Pride, Disease, Information, and You

Delaying disease response, whether intentional or not, is hardly a new occurrence, but it is a risky one. Half the battle of disease treatment is responding to an outbreak quickly enough.

Photo by Jack Scott

Delaying disease response, whether intentional or not, is hardly a new occurrence, but it is a risky one. Half the battle of disease treatment is responding to an outbreak quickly enough.

Back in 2003, the People’s Republic of China was accused of undercounting severe acute respiratory syndrome (SARS) cases in Beijing military hospitals and being slow to deal with the growing epidemic. Both of these could be the primary reasons of the worldwide spread of SARS. However, China’s reaction to a major, life-threatening disease is not unique. The Saudi Arabian government released little information about MERS during the early months of the outbreak and the disease has subsequently spread to Western Europe and parts of the Middle East. Both of these incidents are shining examples of how not to treat a growing epidemic, and how a nation’s pride has come before its safety, with devastating consequences.

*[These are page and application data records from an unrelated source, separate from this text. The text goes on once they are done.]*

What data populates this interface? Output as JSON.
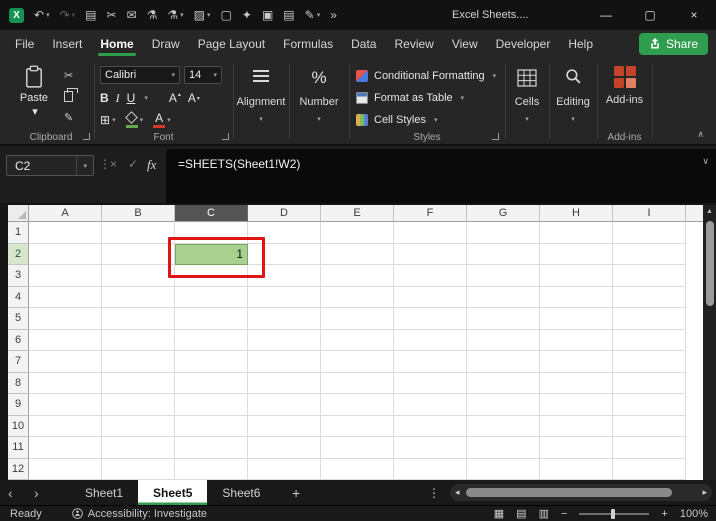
{
  "titlebar": {
    "title": "Excel Sheets....",
    "qat_icons": [
      {
        "name": "excel-logo",
        "glyph": "X"
      },
      {
        "name": "undo",
        "glyph": "↶",
        "chevron": true
      },
      {
        "name": "redo",
        "glyph": "↷",
        "chevron": true,
        "dim": true
      },
      {
        "name": "clipboard-history",
        "glyph": "▤"
      },
      {
        "name": "cut",
        "glyph": "✂"
      },
      {
        "name": "mail",
        "glyph": "✉"
      },
      {
        "name": "flask",
        "glyph": "⚗"
      },
      {
        "name": "beaker",
        "glyph": "⚗",
        "chevron": true
      },
      {
        "name": "format-painter",
        "glyph": "▨",
        "chevron": true
      },
      {
        "name": "new-document",
        "glyph": "▢"
      },
      {
        "name": "sparkle",
        "glyph": "✦"
      },
      {
        "name": "camera",
        "glyph": "▣"
      },
      {
        "name": "notebook",
        "glyph": "▤"
      },
      {
        "name": "draw-pen",
        "glyph": "✎",
        "chevron": true
      },
      {
        "name": "more-commands",
        "glyph": "»"
      }
    ],
    "window_controls": [
      {
        "name": "minimize",
        "glyph": "—"
      },
      {
        "name": "maximize",
        "glyph": "▢"
      },
      {
        "name": "close",
        "glyph": "×"
      }
    ]
  },
  "menu": {
    "tabs": [
      "File",
      "Insert",
      "Home",
      "Draw",
      "Page Layout",
      "Formulas",
      "Data",
      "Review",
      "View",
      "Developer",
      "Help"
    ],
    "active_tab": "Home",
    "share_label": "Share"
  },
  "ribbon": {
    "clipboard": {
      "paste_label": "Paste",
      "group_label": "Clipboard"
    },
    "font": {
      "family": "Calibri",
      "size": "14",
      "bold_label": "B",
      "italic_label": "I",
      "underline_label": "U",
      "letter_label": "A",
      "group_label": "Font"
    },
    "alignment": {
      "label": "Alignment"
    },
    "number": {
      "percent": "%",
      "label": "Number"
    },
    "styles": {
      "items": [
        "Conditional Formatting",
        "Format as Table",
        "Cell Styles"
      ],
      "group_label": "Styles"
    },
    "cells": {
      "label": "Cells"
    },
    "editing": {
      "label": "Editing"
    },
    "addins": {
      "button_label": "Add-ins",
      "group_label": "Add-ins"
    }
  },
  "formula_bar": {
    "name_box": "C2",
    "formula": "=SHEETS(Sheet1!W2)",
    "fx_label": "fx"
  },
  "grid": {
    "columns": [
      "A",
      "B",
      "C",
      "D",
      "E",
      "F",
      "G",
      "H",
      "I"
    ],
    "rows": [
      "1",
      "2",
      "3",
      "4",
      "5",
      "6",
      "7",
      "8",
      "9",
      "10",
      "11",
      "12"
    ],
    "selected_column": "C",
    "selected_row": "2",
    "active_cell": {
      "column": "C",
      "row": "2",
      "value": "1"
    },
    "annotation_target": "C2"
  },
  "sheet_bar": {
    "tabs": [
      "Sheet1",
      "Sheet5",
      "Sheet6"
    ],
    "active_tab": "Sheet5",
    "add_label": "+"
  },
  "status_bar": {
    "ready_label": "Ready",
    "accessibility_label": "Accessibility: Investigate",
    "zoom_value": "100%"
  },
  "icons": {
    "chevron_down": "▾",
    "chevron_up": "∧",
    "expand_down": "∨",
    "ellipsis_v": "⋮",
    "cut": "✂",
    "format_painter": "✎",
    "borders": "⊞",
    "tri_up": "▴",
    "tri_down": "▾",
    "scrollbar_up": "▲",
    "nav_left": "‹",
    "nav_right": "›",
    "scroll_left": "◂",
    "scroll_right": "▸",
    "view_normal": "▦",
    "view_layout": "▤",
    "view_break": "▥",
    "zoom_out": "−",
    "zoom_in": "+",
    "cancel": "×",
    "enter": "✓"
  },
  "colors": {
    "accent_green": "#2e9e4e",
    "cell_fill_green": "#a9d08e",
    "annotation_red": "#e01414",
    "addins_red": "#c4432b",
    "fill_swatch_green": "#6aa84f",
    "font_color_red": "#d3392b"
  }
}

October 2013 saw a dangerous combination of recent events that could have had severe outcomes. The United States government shutdown impeded the CDC’s ability to track the spread of diseases such as MERS. Also in October, the Hajj, the annual Islamic pilgrimage to the city of Mecca in Saudi Arabia, occurred. This lead to the fear of a pilgrim spreading MERS and returning to his or her country with the disease, which luckily never happened. This year, fewer people attended the Hajj than last year, which is likely due to the fear over MERS. This all could have been avoided if Saudi Arabia had worked with the international community sooner.

In late 2002 and early 2003, the Chinese Government purposefully delayed response to SARS, undercounted the number of cases at Beijing Military Hospitals, and refused requests of information from the World Health Organization (WHO). Furthermore, when China finally did allow WHO officials to investigate SARS within China, they found major issues with Chinese healthcare, such as communication inadequacies, restricting government regulations, and large amounts of decentralization.

I understand that an outbreak of a disease within your country’s borders is embarrassing, but the health and safety of human beings comes before pride. When it comes to illness, suppressing information and delaying response is an unacceptable behavior for any government. Governments do exist to protect its citizens and ideals from invaders, sickness, and disease, correct?

In both cases, governments have attempted to slow or hide the spread of disease information, which was likely the primary factor for why they spread as far as they did. In both cases, the situation obviously would have been less severe if the governments of Saudi Arabia and the People’s Republic of China had acted quicker and allowed international officials into their nations. While a nation’s pride and reputation for health is important, its international integrity and safety of its people remain a greater priority, no matter the situation or scenario.


Works Sited:

Heymann, David, and Guénaël Rodier. “Global Surveillance, National Surveillance, and SARS.” Medscape. N.p., 2 Oct 2004. Web. 15 Nov 2013. <>.

Katz, Andrew. “As the Hajj Unfolds in Saudi Arabia, A Deep Look Inside the Battle   Against MERS.” Time. N.p., 16 Oct 2013. Web. 15 Nov 2013. <>.

Edwards, Anna. “Hajj pilgrimage could cause deadly Mers virus outbreak as millions gather for Islamic event where camels are slaughtered… a possible cause of the disease.” Mail Online. N.p., 11 Oct 2013. Web. 15 Nov 2013. < 2454273/Revealed-How-Hajj-pilgrimage-cause-outbreak-deadly-Mers-virus-million-gather Islamic-event-hundreds-camels-slaughtered-possible-cause disease.html ITO=1490&ns_mchannel=rss&ns_campaign=1490>.